Thursday, 19 June 2014

Forward Planning

I like to plan my novels in some detail. The strategy worked in my favour when I designed a wonderful character for my novel, The Gallows on Warlock Hill. I planned that she would start out with the appearance of being particularly unlikeable, but would end up as the story’s real heroine. It was partly a case of the character changing her behaviour as the story progressed, and partly a case of the reader misjudging her at the start. Showing a change in her behaviour as the book progressed wasn’t easy because it had to be believable. In order to make it convincing, and keep to the story I wanted to tell, I had to enforce a tight rein on the girl’s actions all the way through the book. I allowed her to break into tantrums when the plot demanded it, allowed her to misbehave atrociously when the plot demanded it, and I allowed her to lower her guard when the time came to reveal the real person behind the mask. Most importantly, I had to carefully plan the chapters in which the various behaviour changes would occur. The changes the reader sees in that character had to come about not too soon and not too slow. There was no room for reliance upon hope and good luck. The book would not have worked had I allowed the development to occur randomly.
I had to keep to my well-defined chapter-by-chapter structure when I wrote that manuscript, and yet the story is alive with raw emotion. Don’t be lured into believing that a tightly-plotted novel will be short on human feelings. They will exist, but they will come to the surface when the writer’s plan dictates, not when the character (or the writer’s sub-conscious) dictates.
If you’re still not convinced, ask yourself what sort of theatre play would you prefer to see? One in which the characters make up the story as they go along? Or one in which they follow the script? For myself I’d prefer the one with a prepared script and a cast who act in the way the director demands. But, you may choose to do things in a different way and I respect your right to do that. After all, it’s your novel.

Tuesday, 17 June 2014

Successful novelists are not born with a special talent. They take the time and effort to learn how to do it. And they keep practising their skills because success is earned, not given freely.

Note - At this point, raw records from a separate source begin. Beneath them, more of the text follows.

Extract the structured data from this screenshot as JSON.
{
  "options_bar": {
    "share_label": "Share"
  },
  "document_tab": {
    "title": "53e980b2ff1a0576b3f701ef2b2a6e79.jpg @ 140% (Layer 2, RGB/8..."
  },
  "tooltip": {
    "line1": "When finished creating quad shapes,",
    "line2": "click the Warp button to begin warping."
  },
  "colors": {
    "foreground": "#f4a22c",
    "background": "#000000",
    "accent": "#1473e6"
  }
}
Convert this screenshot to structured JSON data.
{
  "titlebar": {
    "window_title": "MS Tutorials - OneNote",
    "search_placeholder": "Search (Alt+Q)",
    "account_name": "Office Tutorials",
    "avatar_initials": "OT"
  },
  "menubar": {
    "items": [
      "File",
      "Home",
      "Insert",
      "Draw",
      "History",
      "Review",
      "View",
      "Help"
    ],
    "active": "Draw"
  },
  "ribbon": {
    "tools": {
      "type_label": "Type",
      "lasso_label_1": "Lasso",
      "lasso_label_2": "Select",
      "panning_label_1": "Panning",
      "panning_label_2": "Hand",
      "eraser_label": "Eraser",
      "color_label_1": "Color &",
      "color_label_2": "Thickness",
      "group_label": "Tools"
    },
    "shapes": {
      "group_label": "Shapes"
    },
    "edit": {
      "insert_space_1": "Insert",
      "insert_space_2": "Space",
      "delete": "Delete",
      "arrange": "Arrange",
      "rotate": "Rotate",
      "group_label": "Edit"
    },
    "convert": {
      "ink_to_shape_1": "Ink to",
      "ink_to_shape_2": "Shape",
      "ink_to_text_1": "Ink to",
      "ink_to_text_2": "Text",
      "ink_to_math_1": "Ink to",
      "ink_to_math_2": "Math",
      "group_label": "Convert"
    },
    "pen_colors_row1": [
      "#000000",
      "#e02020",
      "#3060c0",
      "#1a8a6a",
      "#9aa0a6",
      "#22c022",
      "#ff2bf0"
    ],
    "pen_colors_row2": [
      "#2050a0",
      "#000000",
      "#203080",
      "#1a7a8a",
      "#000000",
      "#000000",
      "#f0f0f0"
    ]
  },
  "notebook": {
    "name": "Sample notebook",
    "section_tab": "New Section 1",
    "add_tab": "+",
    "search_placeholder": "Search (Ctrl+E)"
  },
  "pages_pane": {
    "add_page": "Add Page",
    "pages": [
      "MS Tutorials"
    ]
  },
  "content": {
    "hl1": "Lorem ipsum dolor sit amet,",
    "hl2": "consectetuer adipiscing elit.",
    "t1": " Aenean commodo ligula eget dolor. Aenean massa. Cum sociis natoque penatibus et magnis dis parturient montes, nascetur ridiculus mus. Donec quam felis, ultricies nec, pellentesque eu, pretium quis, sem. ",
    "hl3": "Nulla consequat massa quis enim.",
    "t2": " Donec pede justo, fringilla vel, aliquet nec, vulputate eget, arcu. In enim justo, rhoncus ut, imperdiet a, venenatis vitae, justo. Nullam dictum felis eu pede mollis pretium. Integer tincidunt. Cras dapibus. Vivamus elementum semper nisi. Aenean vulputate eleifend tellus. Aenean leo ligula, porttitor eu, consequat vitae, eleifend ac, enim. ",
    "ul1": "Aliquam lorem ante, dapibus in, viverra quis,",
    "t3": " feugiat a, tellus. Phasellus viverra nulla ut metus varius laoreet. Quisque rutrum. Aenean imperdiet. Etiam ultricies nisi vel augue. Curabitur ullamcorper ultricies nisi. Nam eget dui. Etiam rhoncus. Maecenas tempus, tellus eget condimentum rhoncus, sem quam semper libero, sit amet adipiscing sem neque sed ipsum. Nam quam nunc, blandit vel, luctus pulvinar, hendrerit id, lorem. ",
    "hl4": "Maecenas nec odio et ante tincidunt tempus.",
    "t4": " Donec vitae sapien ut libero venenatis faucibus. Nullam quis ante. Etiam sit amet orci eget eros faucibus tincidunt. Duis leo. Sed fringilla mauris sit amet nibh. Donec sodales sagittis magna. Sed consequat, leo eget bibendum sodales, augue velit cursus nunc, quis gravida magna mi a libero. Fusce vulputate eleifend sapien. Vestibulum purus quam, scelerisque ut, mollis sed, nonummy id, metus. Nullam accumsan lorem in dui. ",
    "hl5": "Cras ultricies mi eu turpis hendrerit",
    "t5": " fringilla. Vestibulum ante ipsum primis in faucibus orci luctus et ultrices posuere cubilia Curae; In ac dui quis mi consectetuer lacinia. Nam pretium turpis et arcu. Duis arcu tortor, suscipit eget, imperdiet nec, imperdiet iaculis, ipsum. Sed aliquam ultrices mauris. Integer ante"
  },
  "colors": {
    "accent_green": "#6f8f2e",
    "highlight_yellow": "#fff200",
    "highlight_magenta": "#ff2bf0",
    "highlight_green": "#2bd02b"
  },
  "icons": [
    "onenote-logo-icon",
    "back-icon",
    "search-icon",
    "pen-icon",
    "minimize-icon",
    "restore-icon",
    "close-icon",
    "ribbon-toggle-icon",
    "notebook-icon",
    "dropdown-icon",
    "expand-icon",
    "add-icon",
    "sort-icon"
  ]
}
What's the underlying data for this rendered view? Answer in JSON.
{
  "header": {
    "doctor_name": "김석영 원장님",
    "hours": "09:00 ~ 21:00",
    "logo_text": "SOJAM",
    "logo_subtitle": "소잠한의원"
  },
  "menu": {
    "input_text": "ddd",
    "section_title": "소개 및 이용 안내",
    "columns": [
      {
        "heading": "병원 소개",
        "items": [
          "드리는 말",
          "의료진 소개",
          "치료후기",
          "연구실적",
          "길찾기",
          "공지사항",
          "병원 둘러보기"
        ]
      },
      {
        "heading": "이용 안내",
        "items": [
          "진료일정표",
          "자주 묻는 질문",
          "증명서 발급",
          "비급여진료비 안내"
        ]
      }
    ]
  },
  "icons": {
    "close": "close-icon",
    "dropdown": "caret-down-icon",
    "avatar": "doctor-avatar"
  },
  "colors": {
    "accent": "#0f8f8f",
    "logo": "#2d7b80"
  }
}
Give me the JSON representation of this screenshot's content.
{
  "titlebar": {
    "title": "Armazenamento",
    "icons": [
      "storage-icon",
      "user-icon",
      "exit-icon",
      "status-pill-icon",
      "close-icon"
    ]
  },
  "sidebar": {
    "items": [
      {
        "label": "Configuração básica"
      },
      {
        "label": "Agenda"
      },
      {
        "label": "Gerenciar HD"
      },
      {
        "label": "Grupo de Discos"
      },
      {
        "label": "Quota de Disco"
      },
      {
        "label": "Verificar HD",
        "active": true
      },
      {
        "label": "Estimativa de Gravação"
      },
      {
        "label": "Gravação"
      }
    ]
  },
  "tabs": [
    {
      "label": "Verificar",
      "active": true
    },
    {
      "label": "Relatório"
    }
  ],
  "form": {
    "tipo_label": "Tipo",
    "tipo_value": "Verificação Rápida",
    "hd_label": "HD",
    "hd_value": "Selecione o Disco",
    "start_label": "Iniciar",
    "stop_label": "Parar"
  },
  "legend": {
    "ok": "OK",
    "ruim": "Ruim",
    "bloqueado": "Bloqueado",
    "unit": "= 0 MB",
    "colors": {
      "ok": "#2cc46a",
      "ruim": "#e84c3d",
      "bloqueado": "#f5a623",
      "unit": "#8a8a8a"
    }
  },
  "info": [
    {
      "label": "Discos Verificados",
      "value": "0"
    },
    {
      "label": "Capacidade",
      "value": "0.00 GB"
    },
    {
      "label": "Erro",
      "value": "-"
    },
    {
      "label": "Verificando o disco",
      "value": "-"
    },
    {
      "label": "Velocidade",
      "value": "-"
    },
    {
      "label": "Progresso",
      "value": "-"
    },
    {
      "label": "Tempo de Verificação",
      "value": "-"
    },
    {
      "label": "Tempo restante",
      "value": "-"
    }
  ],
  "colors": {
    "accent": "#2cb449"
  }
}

Saturday, 7 June 2014

One thing I admire in Bernard Cornwell’s novels is the way he is able to merge his fictitious characters – especially Richard Sharpe – into real events. And that’s what I have aimed to do in the second of my WW1 novels. In this case the background is the First Battle of Ypres, October 1914, and the real event is the 2nd Worcester Regiment’s counter-attack on Gheluvelt Chateau. It was a war-changing piece of bravery. With around 350 men, all he had left, Major Hankey launched his assault over one thousand yards of open ground. They lost one hundred men at that point, but the attack continued. Around one thousand German reservists panicked and fled from the scene, and a crucial breach in the British line was plugged. It’s the sort of action Richard Sharpe might have revelled in, had he been alive at that time. Instead, it was one of my fictitious protagonists who went forward with the Worcesters. The first draft of the novel is complete, and so is the first edit, but there is a lot more to do before the book is published.